Server Fault is a question and answer site for system and network administrators. It's 100% free, no registration required.

We have a small office with a large number of wireless devices (a mixture of desktop machines, laptops, and wifi-enabled phones) all working from a single Apple Airport Extreme which extends our wired network. I've added another Airport Extreme for resiliency, since we've been seeing a decrease in performance and (as far as I understand) access points can only handle a small number of clients.

I set the new AP to extend the current network so that the clients weren't constantly switching between different wireless networks, however as soon as this AP was configured all the wireless devices started seeing network trouble, flicking on and off.

I'm assuming that this is because both APs are reasonably strong, and the client can't decide which to use.

What is the best route to follow to resolve this? What I'm aiming for is wireless resiliency; preferably having two APs share the network load, or if this isn't an option then having a primary AP with a "fail-over", should the primary go down for any reason.

share|improve this question

3 Answers 3

I think the first step is to verify that your clients are indeed switching between the 2 APs. You can probably check this by looking at the BSSID for your connection before you drop and seeing what BSSID you get when you reconnect.
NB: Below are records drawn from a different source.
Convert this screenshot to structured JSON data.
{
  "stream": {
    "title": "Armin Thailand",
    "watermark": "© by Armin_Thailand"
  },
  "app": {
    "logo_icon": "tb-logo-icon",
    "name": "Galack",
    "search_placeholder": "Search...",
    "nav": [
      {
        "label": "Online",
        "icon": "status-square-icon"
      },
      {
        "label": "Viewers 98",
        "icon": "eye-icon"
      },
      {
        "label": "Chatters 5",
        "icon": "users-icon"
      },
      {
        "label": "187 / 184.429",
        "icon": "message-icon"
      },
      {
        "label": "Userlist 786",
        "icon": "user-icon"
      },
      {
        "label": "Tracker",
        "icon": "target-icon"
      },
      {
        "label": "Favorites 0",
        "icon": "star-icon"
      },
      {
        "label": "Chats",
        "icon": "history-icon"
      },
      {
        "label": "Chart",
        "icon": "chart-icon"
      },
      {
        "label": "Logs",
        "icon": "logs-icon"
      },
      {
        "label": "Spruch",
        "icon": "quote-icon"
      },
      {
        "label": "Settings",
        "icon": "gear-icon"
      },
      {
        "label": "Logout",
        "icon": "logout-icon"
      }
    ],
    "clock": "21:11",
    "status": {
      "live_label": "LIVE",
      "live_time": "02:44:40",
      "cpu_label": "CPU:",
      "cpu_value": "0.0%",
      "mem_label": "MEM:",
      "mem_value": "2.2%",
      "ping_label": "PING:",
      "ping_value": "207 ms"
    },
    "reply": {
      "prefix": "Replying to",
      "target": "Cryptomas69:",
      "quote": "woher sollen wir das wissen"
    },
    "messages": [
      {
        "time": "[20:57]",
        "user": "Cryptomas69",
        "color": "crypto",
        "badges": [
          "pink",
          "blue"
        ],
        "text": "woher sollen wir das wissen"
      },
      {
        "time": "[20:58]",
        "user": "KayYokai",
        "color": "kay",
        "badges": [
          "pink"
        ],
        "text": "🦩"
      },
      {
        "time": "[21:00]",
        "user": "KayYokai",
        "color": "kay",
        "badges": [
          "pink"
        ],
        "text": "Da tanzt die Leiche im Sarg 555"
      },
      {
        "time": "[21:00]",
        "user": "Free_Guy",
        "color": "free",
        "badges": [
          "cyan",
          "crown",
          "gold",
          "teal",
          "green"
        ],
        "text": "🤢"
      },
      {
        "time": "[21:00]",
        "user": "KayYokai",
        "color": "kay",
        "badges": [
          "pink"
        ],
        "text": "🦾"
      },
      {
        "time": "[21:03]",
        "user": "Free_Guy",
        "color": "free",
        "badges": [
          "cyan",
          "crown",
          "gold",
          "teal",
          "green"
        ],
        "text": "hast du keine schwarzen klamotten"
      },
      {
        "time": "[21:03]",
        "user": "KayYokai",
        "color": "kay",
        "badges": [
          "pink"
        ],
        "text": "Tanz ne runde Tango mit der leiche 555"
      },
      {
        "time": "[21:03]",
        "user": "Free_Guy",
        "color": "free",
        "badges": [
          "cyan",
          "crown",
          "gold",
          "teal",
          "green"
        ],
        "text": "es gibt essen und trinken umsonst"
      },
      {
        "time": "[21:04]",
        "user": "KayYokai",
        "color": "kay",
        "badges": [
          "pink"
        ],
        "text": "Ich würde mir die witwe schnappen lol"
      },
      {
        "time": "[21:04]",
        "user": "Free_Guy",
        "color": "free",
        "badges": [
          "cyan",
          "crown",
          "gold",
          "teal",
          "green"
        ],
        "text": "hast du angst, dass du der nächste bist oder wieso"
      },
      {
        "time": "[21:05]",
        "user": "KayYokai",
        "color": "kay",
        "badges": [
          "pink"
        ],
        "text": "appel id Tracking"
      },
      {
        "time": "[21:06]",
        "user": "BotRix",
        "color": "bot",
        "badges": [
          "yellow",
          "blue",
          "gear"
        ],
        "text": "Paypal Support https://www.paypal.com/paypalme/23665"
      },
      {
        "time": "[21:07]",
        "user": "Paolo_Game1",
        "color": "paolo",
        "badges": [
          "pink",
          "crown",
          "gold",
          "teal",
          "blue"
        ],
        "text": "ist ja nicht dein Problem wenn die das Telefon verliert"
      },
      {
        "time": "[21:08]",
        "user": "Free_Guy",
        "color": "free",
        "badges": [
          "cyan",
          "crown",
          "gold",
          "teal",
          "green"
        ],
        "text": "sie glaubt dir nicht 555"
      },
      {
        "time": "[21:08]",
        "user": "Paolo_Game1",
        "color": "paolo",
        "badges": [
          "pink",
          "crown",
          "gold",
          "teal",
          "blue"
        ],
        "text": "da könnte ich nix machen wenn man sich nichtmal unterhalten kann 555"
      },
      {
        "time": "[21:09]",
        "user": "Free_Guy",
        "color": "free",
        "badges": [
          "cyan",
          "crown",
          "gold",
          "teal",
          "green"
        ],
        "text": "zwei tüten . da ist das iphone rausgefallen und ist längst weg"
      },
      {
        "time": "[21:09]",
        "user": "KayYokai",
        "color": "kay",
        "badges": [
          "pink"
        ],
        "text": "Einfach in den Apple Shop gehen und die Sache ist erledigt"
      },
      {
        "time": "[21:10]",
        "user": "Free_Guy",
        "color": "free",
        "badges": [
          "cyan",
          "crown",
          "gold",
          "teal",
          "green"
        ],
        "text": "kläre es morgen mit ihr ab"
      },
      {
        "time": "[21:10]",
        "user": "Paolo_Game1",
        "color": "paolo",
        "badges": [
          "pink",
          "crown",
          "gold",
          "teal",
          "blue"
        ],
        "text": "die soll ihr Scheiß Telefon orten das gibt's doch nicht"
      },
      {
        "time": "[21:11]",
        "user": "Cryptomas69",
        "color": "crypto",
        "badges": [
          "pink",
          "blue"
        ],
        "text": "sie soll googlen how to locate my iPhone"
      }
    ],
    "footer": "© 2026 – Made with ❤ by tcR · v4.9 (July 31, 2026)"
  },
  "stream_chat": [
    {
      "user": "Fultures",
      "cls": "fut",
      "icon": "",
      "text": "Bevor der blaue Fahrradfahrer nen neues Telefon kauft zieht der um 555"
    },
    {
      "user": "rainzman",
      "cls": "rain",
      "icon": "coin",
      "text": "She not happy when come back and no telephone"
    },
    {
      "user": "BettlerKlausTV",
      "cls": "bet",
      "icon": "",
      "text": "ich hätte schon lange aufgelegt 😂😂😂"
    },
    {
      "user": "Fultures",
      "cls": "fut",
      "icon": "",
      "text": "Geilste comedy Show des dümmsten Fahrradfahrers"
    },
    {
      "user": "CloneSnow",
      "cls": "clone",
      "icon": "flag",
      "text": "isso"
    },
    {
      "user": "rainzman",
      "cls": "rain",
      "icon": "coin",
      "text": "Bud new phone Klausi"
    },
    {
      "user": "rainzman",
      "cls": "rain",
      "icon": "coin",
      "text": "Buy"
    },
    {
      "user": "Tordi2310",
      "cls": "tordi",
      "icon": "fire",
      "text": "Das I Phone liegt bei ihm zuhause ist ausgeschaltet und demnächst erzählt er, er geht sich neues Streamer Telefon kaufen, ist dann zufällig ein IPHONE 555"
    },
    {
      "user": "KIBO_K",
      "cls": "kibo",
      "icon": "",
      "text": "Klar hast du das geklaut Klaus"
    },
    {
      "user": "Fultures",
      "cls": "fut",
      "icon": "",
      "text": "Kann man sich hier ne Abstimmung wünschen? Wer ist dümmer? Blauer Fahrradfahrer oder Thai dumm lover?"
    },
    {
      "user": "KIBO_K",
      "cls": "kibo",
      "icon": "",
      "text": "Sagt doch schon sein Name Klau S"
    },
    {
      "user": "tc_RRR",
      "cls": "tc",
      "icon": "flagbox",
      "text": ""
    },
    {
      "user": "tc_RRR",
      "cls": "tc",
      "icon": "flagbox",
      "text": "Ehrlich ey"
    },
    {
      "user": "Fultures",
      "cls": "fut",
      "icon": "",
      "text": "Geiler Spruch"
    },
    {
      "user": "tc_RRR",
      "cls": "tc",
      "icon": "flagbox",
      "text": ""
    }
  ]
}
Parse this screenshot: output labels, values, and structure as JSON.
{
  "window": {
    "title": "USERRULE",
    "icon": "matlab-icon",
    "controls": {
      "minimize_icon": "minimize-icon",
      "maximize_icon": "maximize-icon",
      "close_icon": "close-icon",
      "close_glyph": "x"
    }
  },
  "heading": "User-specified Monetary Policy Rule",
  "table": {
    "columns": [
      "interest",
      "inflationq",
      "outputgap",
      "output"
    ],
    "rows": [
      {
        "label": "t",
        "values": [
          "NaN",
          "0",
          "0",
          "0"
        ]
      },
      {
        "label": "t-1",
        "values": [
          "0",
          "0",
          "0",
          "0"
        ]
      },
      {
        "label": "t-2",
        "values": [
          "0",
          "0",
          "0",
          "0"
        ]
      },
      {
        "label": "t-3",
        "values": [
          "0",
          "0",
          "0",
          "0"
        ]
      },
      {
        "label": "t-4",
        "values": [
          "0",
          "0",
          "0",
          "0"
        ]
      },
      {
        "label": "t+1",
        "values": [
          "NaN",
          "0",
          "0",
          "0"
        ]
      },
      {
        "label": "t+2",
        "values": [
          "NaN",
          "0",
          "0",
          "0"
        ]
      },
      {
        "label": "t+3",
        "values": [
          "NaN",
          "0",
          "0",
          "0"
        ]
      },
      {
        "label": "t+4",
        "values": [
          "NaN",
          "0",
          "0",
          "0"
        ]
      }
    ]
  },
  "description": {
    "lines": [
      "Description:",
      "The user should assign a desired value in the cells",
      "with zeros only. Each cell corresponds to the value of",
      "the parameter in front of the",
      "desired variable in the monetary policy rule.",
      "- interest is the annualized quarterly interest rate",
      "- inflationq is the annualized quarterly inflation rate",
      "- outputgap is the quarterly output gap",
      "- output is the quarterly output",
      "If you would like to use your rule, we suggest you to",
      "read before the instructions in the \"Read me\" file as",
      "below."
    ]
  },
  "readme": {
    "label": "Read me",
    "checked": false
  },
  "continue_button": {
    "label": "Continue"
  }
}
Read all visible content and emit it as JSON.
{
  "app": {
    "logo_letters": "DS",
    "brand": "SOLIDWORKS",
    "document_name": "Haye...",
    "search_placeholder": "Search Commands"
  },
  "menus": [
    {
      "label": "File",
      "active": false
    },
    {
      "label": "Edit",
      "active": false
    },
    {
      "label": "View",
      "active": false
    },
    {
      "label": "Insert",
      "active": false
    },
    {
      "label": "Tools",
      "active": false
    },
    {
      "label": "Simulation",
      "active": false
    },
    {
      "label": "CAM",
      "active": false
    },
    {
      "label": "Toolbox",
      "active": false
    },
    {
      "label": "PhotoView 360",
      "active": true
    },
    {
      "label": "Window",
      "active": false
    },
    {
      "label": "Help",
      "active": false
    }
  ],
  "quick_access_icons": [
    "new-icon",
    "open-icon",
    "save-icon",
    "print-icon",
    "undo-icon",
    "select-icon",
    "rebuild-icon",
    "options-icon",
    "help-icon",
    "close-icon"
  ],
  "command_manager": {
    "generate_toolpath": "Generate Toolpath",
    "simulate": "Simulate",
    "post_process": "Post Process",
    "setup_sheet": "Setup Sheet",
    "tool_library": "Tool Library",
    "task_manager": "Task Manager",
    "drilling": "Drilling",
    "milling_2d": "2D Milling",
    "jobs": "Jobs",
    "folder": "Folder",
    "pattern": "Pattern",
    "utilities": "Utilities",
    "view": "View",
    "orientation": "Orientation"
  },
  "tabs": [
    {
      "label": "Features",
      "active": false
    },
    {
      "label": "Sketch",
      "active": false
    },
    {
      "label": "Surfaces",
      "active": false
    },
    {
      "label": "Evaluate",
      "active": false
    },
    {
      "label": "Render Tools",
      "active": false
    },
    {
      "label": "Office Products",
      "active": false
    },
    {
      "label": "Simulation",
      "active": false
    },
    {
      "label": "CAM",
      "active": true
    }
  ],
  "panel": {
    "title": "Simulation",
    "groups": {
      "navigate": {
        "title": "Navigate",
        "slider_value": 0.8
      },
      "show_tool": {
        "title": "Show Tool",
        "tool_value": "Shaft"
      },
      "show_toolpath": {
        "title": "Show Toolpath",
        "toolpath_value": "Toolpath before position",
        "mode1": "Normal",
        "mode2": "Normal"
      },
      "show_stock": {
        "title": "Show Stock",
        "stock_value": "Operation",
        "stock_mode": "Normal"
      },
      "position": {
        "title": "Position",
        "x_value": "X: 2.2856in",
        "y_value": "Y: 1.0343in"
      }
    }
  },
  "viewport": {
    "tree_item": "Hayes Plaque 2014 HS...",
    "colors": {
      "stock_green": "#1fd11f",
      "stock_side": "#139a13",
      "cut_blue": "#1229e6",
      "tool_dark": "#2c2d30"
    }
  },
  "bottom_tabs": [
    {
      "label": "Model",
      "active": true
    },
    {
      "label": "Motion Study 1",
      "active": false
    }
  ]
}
If that is definitely the problem, then you need to decrease the size of each AP's cell by lowering the output power. If you can decrease the size of each cell, each client will get more bandwidth from the AP to which it's connected.

You should make sure that the APs are on different channels too. If the APs are on the same channel, you will see some co-channel interference degrading your performance. The only other problem I can think of here is you might have hidden node issues. Turning on RTS/CTS will fix that problem (you may need to lower your threshold if you can't manually turn on RTS/CTS).

share|improve this answer
    
Make sure the "different channels" are non-overlapping as well. The Wikipedia page at en.wikipedia.org/wiki/… has a good illustration of channel overlap. 1, 6, and 11 are the de facto standard (in North America, at least). –  Gerald Combs May 6 '10 at 19:40

If you have such a strong area of cross over for the access points, would you not be able to either just use the one or move them as far apart as your building allows?

share|improve this answer
    
They're already at opposite ends of the office, but thanks for the suggestion. –  Phillip Oldham Apr 16 '10 at 9:26

alternatively, lower the power output of one of them depending on physical location in the building to keep the overlay to a minimum

share|improve this answer

Your Answer

 
discard

By posting your answer, you agree to the privacy policy and terms of service.

Not the answer you're looking for? Browse other questions tagged or ask your own question.